Now monied lightning struck as Chanler enjoyed one of the great publicity coups of the age. Because of his enormous popularity in high society, such movers ‘n shakers soon insisted their own Chanler be represented in a privately sponsored event, today known as “The Armory Show of 1913.” It would become Modernism’s “shot heard ‘round the world,” repercussions of which dethroned Paris, to make New York City the new hub of Art’s whirling roulette wheel. Here, remarkably enough, though a total stranger to museums, this enfant terrible of an insider, this gigantic, brilliant, all but overwhelming force known as Robert Winthrop Chanler, found no less than nine of his astonishing works lining the entrance of The Art Event of the Century. But it didn’t end there.
Recently released papers surrounding the centennial celebration of this mythic event reveal that Chanler’s VIP “access” allowed him to replace and rotate his most-talked-and-written-about screens with more than a dozen others. The result being, that in the single month during which the Armory Show captivated New York — and the world, Chanler was represented by as many as 24 works. In a sense, then, Chanler showed more of his work than any other American or European artist, including Picasso and Cezanne. Not surprisingly, the reputation of “The Grand Bohemian,” as Cosmopolitan called him, went through the roof. But astounding as his screens were and were to become, Chanler’s legend would depend upon the decorative environments he would create in the private homes of somewhat eccentric wealth. (Imagine Hearst’s San Simeon on LSD, and you begin to get the picture…)

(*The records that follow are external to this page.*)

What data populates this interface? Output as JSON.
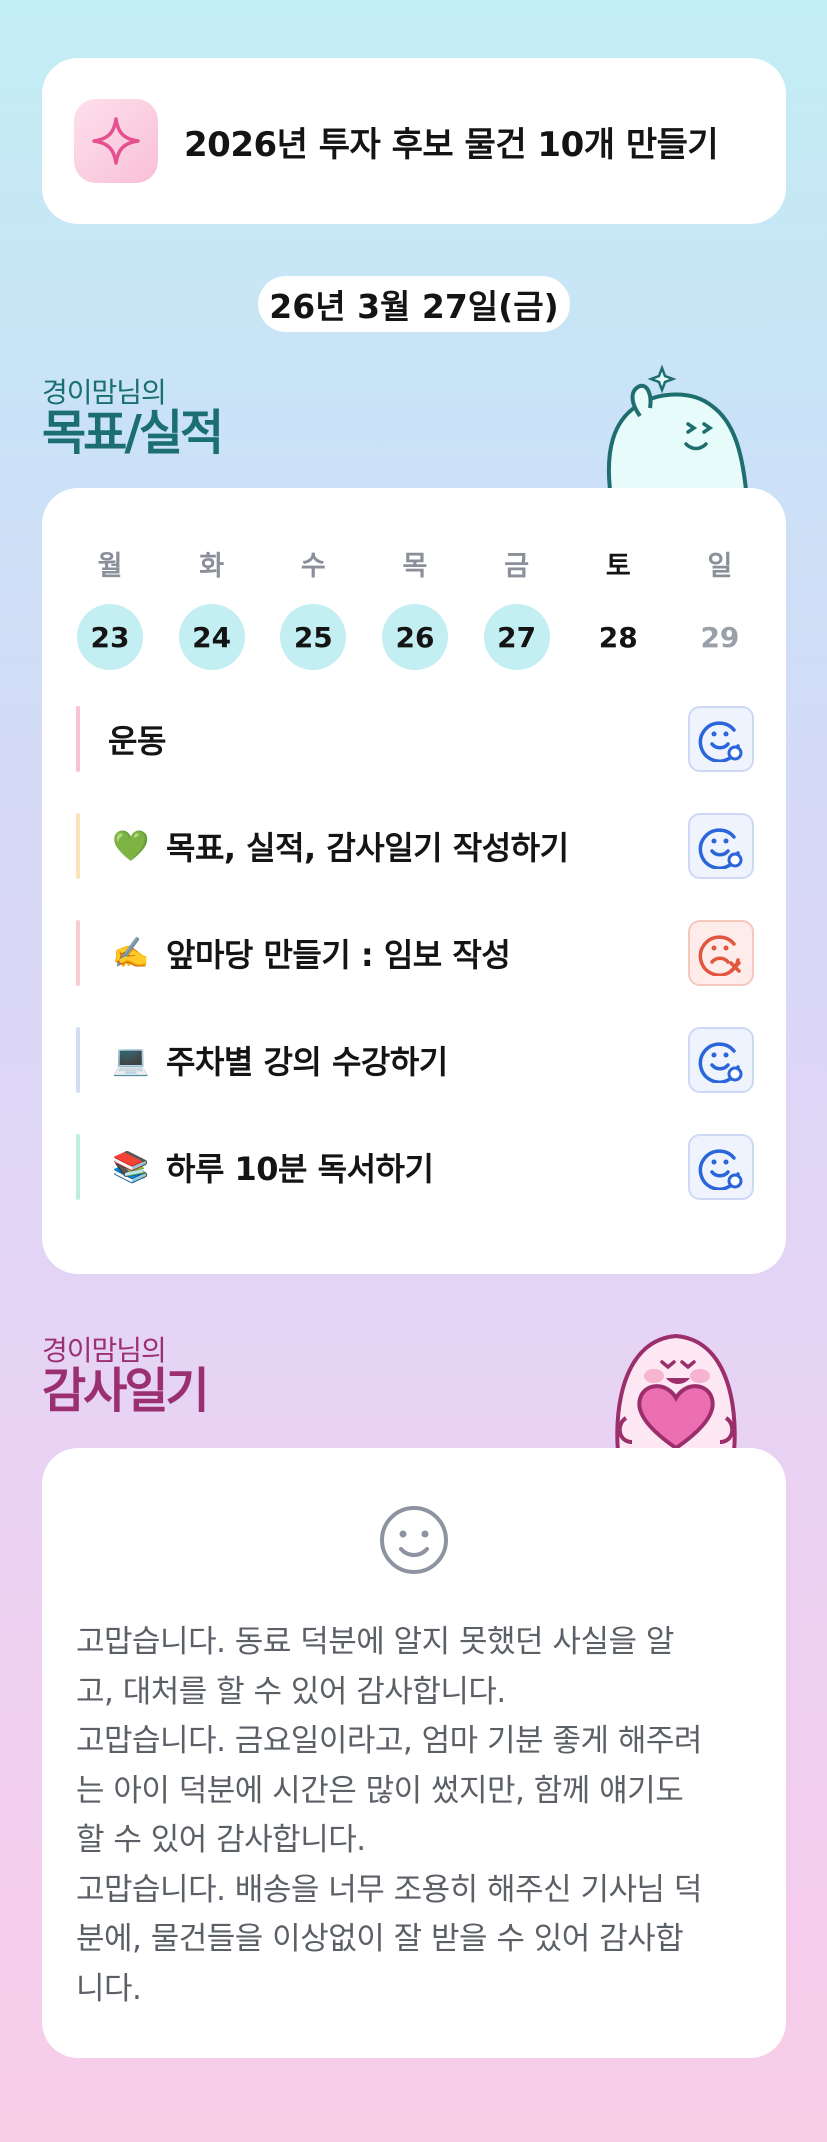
{
  "goal": {
    "icon": "sparkle-icon",
    "text": "2026년 투자 후보 물건 10개 만들기"
  },
  "date": "26년 3월 27일(금)",
  "goals_section": {
    "small_title": "경이맘님의",
    "big_title": "목표/실적"
  },
  "week": {
    "days": [
      {
        "name": "월",
        "num": "23",
        "state": "done"
      },
      {
        "name": "화",
        "num": "24",
        "state": "done"
      },
      {
        "name": "수",
        "num": "25",
        "state": "done"
      },
      {
        "name": "목",
        "num": "26",
        "state": "done"
      },
      {
        "name": "금",
        "num": "27",
        "state": "done"
      },
      {
        "name": "토",
        "num": "28",
        "state": "today"
      },
      {
        "name": "일",
        "num": "29",
        "state": "future"
      }
    ]
  },
  "tasks": [
    {
      "emoji": "",
      "label": "운동",
      "status": "done",
      "bar_color": "#f7c2d6"
    },
    {
      "emoji": "💚",
      "label": "목표, 실적, 감사일기 작성하기",
      "status": "done",
      "bar_color": "#fbe3b7"
    },
    {
      "emoji": "✍️",
      "label": "앞마당 만들기 : 임보 작성",
      "status": "fail",
      "bar_color": "#f8cdd2"
    },
    {
      "emoji": "💻",
      "label": "주차별 강의 수강하기",
      "status": "done",
      "bar_color": "#d3dcf0"
    },
    {
      "emoji": "📚",
      "label": "하루 10분 독서하기",
      "status": "done",
      "bar_color": "#bfeedd"
    }
  ],
  "diary_section": {
    "small_title": "경이맘님의",
    "big_title": "감사일기"
  },
  "diary": {
    "icon": "smile-face-icon",
    "lines": [
      "고맙습니다. 동료 덕분에 알지 못했던 사실을 알",
      "고, 대처를 할 수 있어 감사합니다.",
      "고맙습니다. 금요일이라고, 엄마 기분 좋게 해주려",
      "는 아이 덕분에 시간은 많이 썼지만, 함께 얘기도",
      "할 수 있어 감사합니다.",
      "고맙습니다. 배송을 너무 조용히 해주신 기사님 덕",
      "분에, 물건들을 이상없이 잘 받을 수 있어 감사합",
      "니다."
    ]
  },
  "colors": {
    "done_circle": "#c3eef2",
    "status_blue": "#2a66d9",
    "status_red": "#e2563f",
    "title_teal": "#1b6f73",
    "title_pink": "#9b3070"
  }
}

Much of Robert Winthrop Chanler: Discovering The Fantastic understandably focuses on the restoration of these long-ignored treasures with increasingly technical chapters. Especially noteworthy is the newly revealed fireplace and chimney of Gertrude Vanderbilt Whitney’s Greenwich Village studio; its massive, rigid flames obviously topping the French at their own game. Suffice to say: once you hold this book in your hands, the cheap tricks of a Jeff Koons are instantly exposed as such. While the authentic wonders found between the covers of this book indeed pry the lid off Chanler’s forgotten accomplishment…they reveal what? An American DuChamp? A Jules Verne of art — 40,000 leagues beneath historic recall? Actually, none of these descriptions do RWC justice, for the best of his work is beyond metaphor.
Which is why I highly recommend you acquire this book and, in Chanleresque style, consume it whole — with one caveat. We’ve all heard the cliché that true genius must risk failure at every turn. Well, with Chanler this old chestnut becomes formidable truth. For he does absolutely “lose it” from time to time, particularly in portraiture.
While the academic cool of a many-authored-essay-style art book infrequently satisfies a fan of biography, here such compartmentalization is welcome, perhaps even necessary. Front and center we find: the work, its place in history, and debate surrounding its importance, disappearance, restoration, and — we hope — renaissance. So our primary attention stays with the art, which is proper to any rediscovery process.
However, this approach begs for a full-scale biography, a portion of which is herewith supplied in miniature as regards RWC’s significance to Woodstock.
Immediately following his 1912 divorce from Lina Cavalieri (and just before the Armory Show), “Sheriff Bob” makes a pilgrimage to Indian Country in Arizona. Period photographs show him frolicking with a young actress named Clemence “Clemmie” Randolph, who becomes Chanler’s “primary life companion” thereafter.